So I’m back, even though my schedule is way more crazy than I thought it would be by mid-January. I should be planning my own workshops right now, not taking one that crams 10 weeks of work into five days. But I refuse to ever stop learning. I happily still take classes and workshops, and will never stop. I love it when extremely experienced wedding photographers take my workshops, because they know that it doesn’t mean that I’m better than them, whatever that means, but that we’re all different from each other and we have some things we can learn along the way.

But I particularly recommend this course, “Passion and Personal Vision” by Andre Lambertson. I don’t use flower-child language like “beautiful soul” easily, but Lambertson has one, and you can see it in his work. I like to think I make people so comfortable I become invisible — and I’ve had brides and grooms say “Where’s Ryan?” when I was three feet in front of them — but we’re talking about a guy so invisible and who inspires such trust that he has photos of kids helping their mothers shoot heroin. His images have soul and patience, and he pushes past discomfort. And I know I have learning left to do on that front.

So yeah, I’m back in school. It’s nuts, and so are the other students. Picture being given two assignments — document a local business and get a stranger to let them into their house and photograph them — at 10 p.m. They’re due by 6 p.m. the next day. I gave the last assignment to one of my workshops and gave them weeks to do it, and maybe a quarter of them did. In those few hours, 85 percent of my class did it. That’s the sort of dedication you only get in art school.

First, my business assignment. I went to Trapeze School New York because it has an interesting story and I was seeking discomfort. TSNY is a second home for a lot of its students, and in a some way a first home for more than a few. They say the way to understand the character of Batman is that Batman is the real person and Bruce Wayne is the costume. And for a lot of flyers and aerialists, that’s exactly how it works. They are circus freaks, they just happen to wear the clothes of a lawyer most of the time. This is a place where a man can practice a strip tease act (the tricks, not the stripping), while 11-year-olds have a birthday party. Where a woman will climb up and wrap herself in silk 15 feet in the air — and just sit there and think for 15 minutes. A lot of the real story of TSNY is in the pauses in-between.

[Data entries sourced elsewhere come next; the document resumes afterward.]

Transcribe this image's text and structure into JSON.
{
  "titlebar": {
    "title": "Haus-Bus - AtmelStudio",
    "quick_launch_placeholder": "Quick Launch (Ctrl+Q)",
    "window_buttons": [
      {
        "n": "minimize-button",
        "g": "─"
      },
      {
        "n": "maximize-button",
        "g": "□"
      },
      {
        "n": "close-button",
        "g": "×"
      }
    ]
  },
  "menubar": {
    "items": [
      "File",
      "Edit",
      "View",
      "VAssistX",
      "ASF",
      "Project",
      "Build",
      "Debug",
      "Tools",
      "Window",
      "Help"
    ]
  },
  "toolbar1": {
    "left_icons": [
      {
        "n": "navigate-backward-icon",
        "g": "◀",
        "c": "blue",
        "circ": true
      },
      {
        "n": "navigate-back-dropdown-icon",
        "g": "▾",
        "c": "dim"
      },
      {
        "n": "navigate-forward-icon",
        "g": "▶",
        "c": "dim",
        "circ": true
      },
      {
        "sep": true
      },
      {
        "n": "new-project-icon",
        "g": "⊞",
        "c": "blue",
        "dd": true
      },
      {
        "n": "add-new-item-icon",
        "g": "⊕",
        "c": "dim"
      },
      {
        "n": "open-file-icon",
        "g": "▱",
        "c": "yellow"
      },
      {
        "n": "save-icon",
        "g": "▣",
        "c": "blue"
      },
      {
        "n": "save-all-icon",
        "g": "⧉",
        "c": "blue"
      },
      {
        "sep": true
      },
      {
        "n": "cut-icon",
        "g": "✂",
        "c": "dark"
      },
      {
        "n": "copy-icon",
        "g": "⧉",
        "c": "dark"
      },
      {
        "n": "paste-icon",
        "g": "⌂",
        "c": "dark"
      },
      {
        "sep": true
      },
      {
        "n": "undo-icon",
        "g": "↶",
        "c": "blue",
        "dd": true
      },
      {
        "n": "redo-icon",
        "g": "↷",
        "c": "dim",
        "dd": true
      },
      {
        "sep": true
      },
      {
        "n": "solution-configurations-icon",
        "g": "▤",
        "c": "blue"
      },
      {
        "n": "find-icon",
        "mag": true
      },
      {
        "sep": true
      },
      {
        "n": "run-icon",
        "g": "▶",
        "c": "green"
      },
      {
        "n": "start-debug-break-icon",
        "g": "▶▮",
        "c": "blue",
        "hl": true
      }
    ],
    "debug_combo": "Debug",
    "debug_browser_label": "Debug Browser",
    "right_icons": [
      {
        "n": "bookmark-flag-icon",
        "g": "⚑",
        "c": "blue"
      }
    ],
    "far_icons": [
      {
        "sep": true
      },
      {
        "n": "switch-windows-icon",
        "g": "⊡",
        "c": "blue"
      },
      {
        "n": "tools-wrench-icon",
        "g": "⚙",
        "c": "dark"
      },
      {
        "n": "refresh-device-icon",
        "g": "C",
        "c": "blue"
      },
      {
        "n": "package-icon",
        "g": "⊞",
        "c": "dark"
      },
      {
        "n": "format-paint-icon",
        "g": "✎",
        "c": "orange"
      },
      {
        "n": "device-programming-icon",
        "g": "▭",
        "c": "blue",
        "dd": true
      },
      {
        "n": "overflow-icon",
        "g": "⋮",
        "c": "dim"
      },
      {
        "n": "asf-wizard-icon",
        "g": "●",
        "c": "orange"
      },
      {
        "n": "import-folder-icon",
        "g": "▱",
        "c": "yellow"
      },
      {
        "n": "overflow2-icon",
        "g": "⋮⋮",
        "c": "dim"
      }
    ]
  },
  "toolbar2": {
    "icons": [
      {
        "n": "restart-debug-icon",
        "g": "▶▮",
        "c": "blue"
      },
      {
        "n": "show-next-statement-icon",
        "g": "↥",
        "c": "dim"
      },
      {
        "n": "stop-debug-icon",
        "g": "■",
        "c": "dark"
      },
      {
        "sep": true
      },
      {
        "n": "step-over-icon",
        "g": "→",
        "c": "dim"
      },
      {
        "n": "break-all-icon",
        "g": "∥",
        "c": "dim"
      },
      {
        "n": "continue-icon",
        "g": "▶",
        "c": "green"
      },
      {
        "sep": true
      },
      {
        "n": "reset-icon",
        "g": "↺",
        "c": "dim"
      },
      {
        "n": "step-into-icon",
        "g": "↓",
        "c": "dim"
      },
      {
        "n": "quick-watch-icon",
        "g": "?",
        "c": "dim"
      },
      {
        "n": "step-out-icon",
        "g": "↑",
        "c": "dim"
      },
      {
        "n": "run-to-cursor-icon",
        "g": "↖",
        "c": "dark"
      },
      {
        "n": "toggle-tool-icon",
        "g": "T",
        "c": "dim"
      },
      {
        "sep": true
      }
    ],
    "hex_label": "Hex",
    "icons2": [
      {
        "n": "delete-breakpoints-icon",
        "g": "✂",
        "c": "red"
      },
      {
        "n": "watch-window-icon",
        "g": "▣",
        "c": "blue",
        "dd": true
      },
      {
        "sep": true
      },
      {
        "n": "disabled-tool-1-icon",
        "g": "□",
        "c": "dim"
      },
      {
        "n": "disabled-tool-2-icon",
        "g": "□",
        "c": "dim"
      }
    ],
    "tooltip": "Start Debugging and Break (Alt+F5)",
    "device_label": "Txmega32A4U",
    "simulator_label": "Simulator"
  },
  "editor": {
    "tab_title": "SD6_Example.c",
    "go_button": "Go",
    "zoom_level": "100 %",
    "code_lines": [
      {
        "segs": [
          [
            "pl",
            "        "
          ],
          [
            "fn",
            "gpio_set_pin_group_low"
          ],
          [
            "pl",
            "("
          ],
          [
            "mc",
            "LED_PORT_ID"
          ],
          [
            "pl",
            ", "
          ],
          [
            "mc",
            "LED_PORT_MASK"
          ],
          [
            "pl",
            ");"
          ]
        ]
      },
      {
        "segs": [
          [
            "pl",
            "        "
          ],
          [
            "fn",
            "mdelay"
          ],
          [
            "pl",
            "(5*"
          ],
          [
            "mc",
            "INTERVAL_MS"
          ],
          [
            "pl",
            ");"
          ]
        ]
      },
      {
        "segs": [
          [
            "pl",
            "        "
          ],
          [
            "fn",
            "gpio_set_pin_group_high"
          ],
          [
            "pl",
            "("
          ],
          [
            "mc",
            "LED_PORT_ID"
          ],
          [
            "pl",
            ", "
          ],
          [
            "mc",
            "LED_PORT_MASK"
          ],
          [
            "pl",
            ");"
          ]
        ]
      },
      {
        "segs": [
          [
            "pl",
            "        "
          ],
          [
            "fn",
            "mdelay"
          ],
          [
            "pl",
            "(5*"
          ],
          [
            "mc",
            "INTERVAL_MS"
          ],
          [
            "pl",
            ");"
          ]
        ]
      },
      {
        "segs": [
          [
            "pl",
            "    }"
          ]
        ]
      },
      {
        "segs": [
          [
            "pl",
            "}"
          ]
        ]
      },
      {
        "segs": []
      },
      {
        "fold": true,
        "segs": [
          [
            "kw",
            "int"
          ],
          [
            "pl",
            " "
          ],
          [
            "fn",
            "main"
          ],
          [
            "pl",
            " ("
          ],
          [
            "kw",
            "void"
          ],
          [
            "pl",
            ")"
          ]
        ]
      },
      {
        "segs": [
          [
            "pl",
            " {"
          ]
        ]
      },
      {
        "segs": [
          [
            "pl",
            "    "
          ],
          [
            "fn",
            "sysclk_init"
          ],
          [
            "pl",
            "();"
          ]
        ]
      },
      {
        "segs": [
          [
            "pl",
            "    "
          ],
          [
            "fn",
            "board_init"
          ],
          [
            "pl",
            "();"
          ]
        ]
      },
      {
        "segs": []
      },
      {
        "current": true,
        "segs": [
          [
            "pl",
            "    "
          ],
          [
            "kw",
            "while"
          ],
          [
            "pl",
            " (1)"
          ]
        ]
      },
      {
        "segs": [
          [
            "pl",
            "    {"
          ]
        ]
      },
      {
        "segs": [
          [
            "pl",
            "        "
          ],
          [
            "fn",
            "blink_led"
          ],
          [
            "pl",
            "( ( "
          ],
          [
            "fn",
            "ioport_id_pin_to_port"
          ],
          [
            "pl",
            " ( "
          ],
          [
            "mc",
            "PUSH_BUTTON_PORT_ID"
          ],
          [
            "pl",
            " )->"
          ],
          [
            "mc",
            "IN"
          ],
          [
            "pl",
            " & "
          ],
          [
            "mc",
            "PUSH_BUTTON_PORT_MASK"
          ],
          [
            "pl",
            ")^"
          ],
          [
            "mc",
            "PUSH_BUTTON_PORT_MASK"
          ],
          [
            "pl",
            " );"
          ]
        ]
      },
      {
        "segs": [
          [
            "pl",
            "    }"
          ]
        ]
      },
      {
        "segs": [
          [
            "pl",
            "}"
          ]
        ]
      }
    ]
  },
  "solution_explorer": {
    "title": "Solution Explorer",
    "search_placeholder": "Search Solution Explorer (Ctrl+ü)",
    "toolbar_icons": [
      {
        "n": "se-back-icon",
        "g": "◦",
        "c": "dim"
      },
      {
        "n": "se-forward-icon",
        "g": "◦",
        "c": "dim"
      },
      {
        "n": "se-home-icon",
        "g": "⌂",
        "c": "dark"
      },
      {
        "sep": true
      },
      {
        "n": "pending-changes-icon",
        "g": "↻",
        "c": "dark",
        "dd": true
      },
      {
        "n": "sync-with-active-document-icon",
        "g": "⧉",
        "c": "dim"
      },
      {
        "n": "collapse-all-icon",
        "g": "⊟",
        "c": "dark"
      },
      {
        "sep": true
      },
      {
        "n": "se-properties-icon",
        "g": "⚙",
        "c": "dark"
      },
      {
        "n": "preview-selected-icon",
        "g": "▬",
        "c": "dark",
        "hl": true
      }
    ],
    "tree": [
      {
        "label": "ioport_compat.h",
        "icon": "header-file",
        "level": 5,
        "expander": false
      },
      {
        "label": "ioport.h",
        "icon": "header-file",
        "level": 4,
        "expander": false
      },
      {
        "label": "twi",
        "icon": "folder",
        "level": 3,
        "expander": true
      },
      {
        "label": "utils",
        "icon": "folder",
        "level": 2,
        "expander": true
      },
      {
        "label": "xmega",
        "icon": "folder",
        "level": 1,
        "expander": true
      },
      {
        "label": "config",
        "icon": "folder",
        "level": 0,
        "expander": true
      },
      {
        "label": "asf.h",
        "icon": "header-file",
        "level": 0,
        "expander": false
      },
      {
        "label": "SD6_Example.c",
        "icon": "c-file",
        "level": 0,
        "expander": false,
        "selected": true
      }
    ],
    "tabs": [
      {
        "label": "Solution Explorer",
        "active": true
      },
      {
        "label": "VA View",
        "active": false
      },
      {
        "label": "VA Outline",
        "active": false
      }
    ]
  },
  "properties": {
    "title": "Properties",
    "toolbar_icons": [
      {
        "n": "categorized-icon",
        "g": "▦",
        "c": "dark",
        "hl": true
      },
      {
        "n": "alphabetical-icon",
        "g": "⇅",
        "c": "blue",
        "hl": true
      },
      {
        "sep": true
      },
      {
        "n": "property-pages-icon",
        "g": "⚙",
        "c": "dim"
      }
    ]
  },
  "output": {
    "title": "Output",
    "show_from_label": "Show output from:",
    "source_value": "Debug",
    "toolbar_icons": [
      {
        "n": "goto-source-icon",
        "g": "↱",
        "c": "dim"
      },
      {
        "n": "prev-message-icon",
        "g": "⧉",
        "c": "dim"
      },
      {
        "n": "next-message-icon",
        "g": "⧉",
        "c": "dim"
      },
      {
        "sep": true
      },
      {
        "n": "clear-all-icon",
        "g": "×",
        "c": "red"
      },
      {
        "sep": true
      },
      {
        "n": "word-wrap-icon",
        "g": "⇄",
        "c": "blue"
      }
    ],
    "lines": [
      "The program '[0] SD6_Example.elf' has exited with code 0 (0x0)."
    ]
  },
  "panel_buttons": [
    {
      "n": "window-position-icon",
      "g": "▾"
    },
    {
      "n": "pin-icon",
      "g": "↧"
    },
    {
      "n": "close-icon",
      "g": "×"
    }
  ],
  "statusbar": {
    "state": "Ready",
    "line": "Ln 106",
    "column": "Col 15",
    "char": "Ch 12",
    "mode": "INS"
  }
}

It was something I could only begin to tell in my short time there, coming in cold with no prior permission, introducing myself and shooting.

I started with just my Fuji X100 on totally silent mode, trying not to interrupt the scene, to get people used to me, but I soon wanted more ways to tell the story. I felt myself get closer and closer to where I wanted to go, and I wonder what I could do if I had weeks to tell these stories, instead of minutes.

I don’t. Not yet. But I can already feel that yearning to shoot, to tell stories that are deeper and more comprehensive than the ones I’ve told before, even on wedding days. To answer the question “What’s behind that door? What’s behind those eyes? Who are these people?”

Exactly what I need.